Graduate Research Assistant, Department of Parasitology, Faculty of Medicine, University of Kelaniya, Sri Lanka
Leishmaniasis is a vector borne disease transmitted by insects known as sand flies. My main objective is to study biological, bionomic and systematic aspects of these sand flies while the study of socio-demographic and environmental risk factors affecting the prevalence of the disease leishmaniasis is also done during the study.

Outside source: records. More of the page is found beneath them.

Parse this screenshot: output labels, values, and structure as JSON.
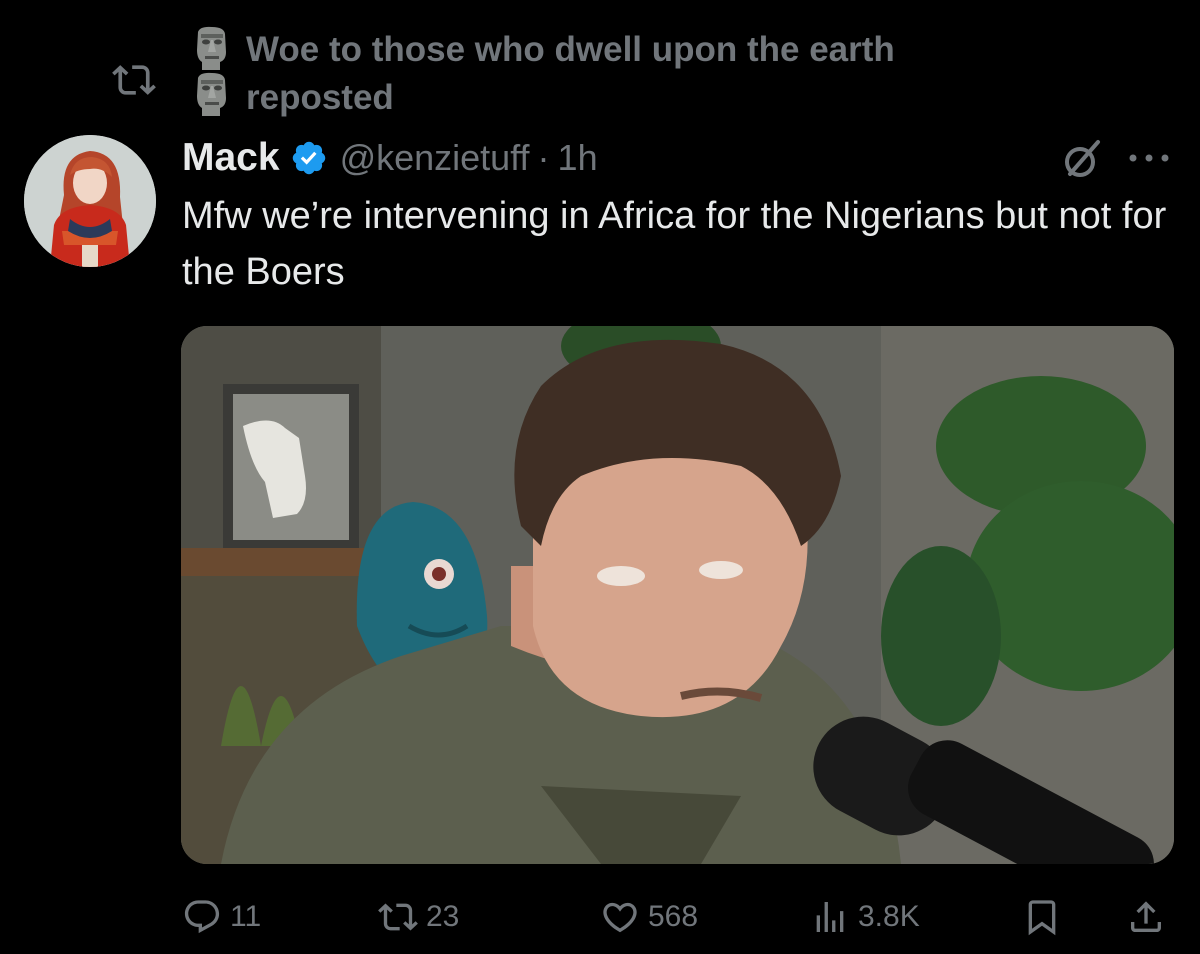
{
  "repost": {
    "line1": "Woe to those who dwell upon the earth",
    "line2": "reposted"
  },
  "tweet": {
    "display_name": "Mack",
    "handle": "@kenzietuff",
    "separator": "·",
    "time": "1h",
    "text": "Mfw we’re intervening in Africa for the Nigerians but not for the Boers"
  },
  "actions": {
    "replies": "11",
    "reposts": "23",
    "likes": "568",
    "views": "3.8K"
  },
  "colors": {
    "background": "#000000",
    "text_primary": "#e7e9ea",
    "text_secondary": "#71767b",
    "verified_blue": "#1d9bf0"
  },
  "icons": {
    "repost": "repost-icon",
    "verified": "verified-badge-icon",
    "grok": "grok-icon",
    "more": "more-options-icon",
    "reply": "reply-icon",
    "retweet": "retweet-icon",
    "like": "heart-icon",
    "views": "views-icon",
    "bookmark": "bookmark-icon",
    "share": "share-icon"
  }
}
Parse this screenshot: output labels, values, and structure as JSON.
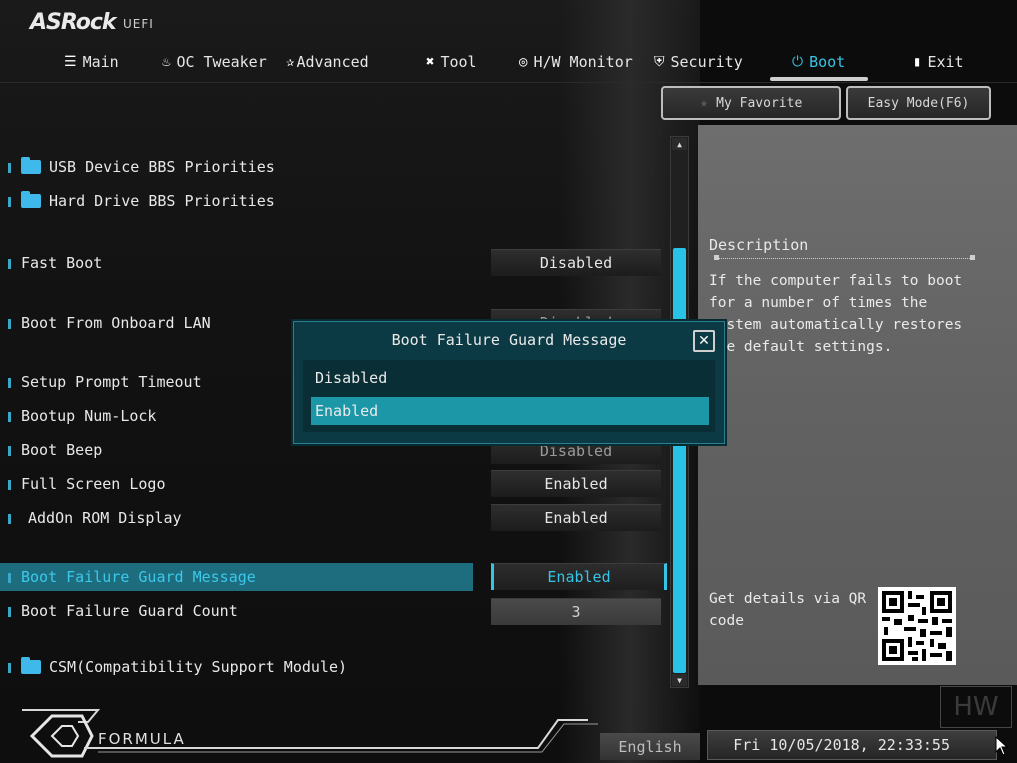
{
  "brand": {
    "name": "ASRock",
    "sub": "UEFI"
  },
  "nav": [
    {
      "label": "Main",
      "icon": "list-icon"
    },
    {
      "label": "OC Tweaker",
      "icon": "flame-icon"
    },
    {
      "label": "Advanced",
      "icon": "star-icon"
    },
    {
      "label": "Tool",
      "icon": "tools-icon"
    },
    {
      "label": "H/W Monitor",
      "icon": "monitor-icon"
    },
    {
      "label": "Security",
      "icon": "shield-icon"
    },
    {
      "label": "Boot",
      "icon": "power-icon"
    },
    {
      "label": "Exit",
      "icon": "exit-door-icon"
    }
  ],
  "active_tab": "Boot",
  "top_buttons": {
    "favorite": "My Favorite",
    "easy_mode": "Easy Mode(F6)"
  },
  "settings": [
    {
      "label": "USB Device BBS Priorities",
      "type": "folder"
    },
    {
      "label": "Hard Drive BBS Priorities",
      "type": "folder"
    },
    {
      "label": "Fast Boot",
      "value": "Disabled"
    },
    {
      "label": "Boot From Onboard LAN",
      "value": "Disabled"
    },
    {
      "label": "Setup Prompt Timeout",
      "value": ""
    },
    {
      "label": "Bootup Num-Lock",
      "value": ""
    },
    {
      "label": "Boot Beep",
      "value": "Disabled"
    },
    {
      "label": "Full Screen Logo",
      "value": "Enabled"
    },
    {
      "label": "AddOn ROM Display",
      "value": "Enabled"
    },
    {
      "label": "Boot Failure Guard Message",
      "value": "Enabled"
    },
    {
      "label": "Boot Failure Guard Count",
      "value": "3"
    },
    {
      "label": "CSM(Compatibility Support Module)",
      "type": "folder"
    }
  ],
  "description": {
    "title": "Description",
    "text": "If the computer fails to boot for a number of times the system automatically restores the default settings.",
    "qr_text": "Get details via QR code"
  },
  "modal": {
    "title": "Boot Failure Guard Message",
    "options": [
      "Disabled",
      "Enabled"
    ],
    "selected": "Enabled"
  },
  "footer": {
    "formula": "FORMULA",
    "language": "English",
    "datetime": "Fri 10/05/2018, 22:33:55"
  },
  "watermark": "HW"
}
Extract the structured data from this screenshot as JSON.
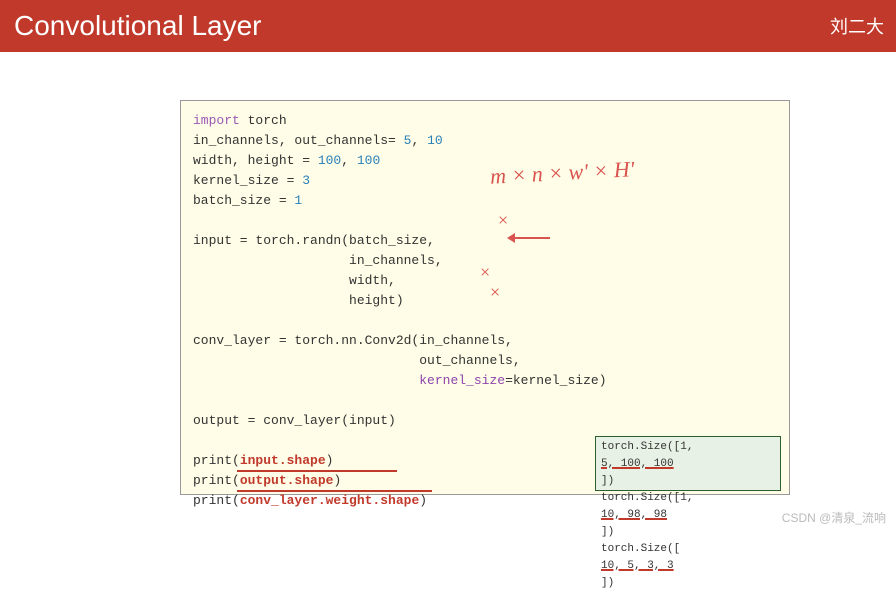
{
  "header": {
    "title": "Convolutional Layer",
    "author": "刘二大"
  },
  "code": {
    "line1": "import",
    "line1_b": " torch",
    "line2_a": "in_channels, out_channels= ",
    "line2_n1": "5",
    "line2_comma": ", ",
    "line2_n2": "10",
    "line3_a": "width, height = ",
    "line3_n1": "100",
    "line3_comma": ", ",
    "line3_n2": "100",
    "line4_a": "kernel_size = ",
    "line4_n": "3",
    "line5_a": "batch_size = ",
    "line5_n": "1",
    "line7": "input = torch.randn(batch_size,",
    "line8": "                    in_channels,",
    "line9": "                    width,",
    "line10": "                    height)",
    "line12_a": "conv_layer = torch.nn.Conv2d(in_channels,",
    "line13": "                             out_channels,",
    "line14_a": "                             ",
    "line14_kw": "kernel_size",
    "line14_b": "=kernel_size)",
    "line16": "output = conv_layer(input)",
    "p1a": "print(",
    "p1b": "input.shape",
    "p1c": ")",
    "p2a": "print(",
    "p2b": "output.shape",
    "p2c": ")",
    "p3a": "print(",
    "p3b": "conv_layer.weight.shape",
    "p3c": ")"
  },
  "output": {
    "row1_a": "torch.Size([1, ",
    "row1_b": "5,  100,  100",
    "row1_c": "])",
    "row2_a": "torch.Size([1, ",
    "row2_b": "10,  98,  98",
    "row2_c": "])",
    "row3_a": "torch.Size([",
    "row3_b": "10,  5,  3,  3",
    "row3_c": "])"
  },
  "annotation": "m × n × w' × H'",
  "marks": {
    "x": "×",
    "check": "×"
  },
  "watermark": "CSDN @清泉_流响"
}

Abstract: The present works reviewed the existing information on leishmaniasis in Sri Lanka and in other countries, focusing on challenges of controlling leishmaniasis in the country, in an outbreak. Evidence from recent studies suggests that there is a possibility of a leishmaniasis outbreak in Sri Lanka in the near future. Difficulty of early diagnosis due to lack of awareness and unavailability or inadequacy of sensitive tests are two of the main challenges for effective case management. Furthermore, the absence of a proper drug for treatment and lack of knowledge about vector biology, distribution, taxonomy and bionomics, and reservoir hosts make the problem serious. The evident potential for visceralization in the cutaneous variant of L. donovani in Sri Lanka may also complicate the issue. Lack of knowledge among local communities also reduces the effectiveness of vector and reservoir host control programs. Immediate actions need to be taken in order to increase scientific knowledge about the disease and a higher effectiveness of the patient management and control programs must be achieved through increased awareness about the disease among general public and active participation of local community in control activities.
Pub.: 21 Jun '17, Pinned: 20 Aug '17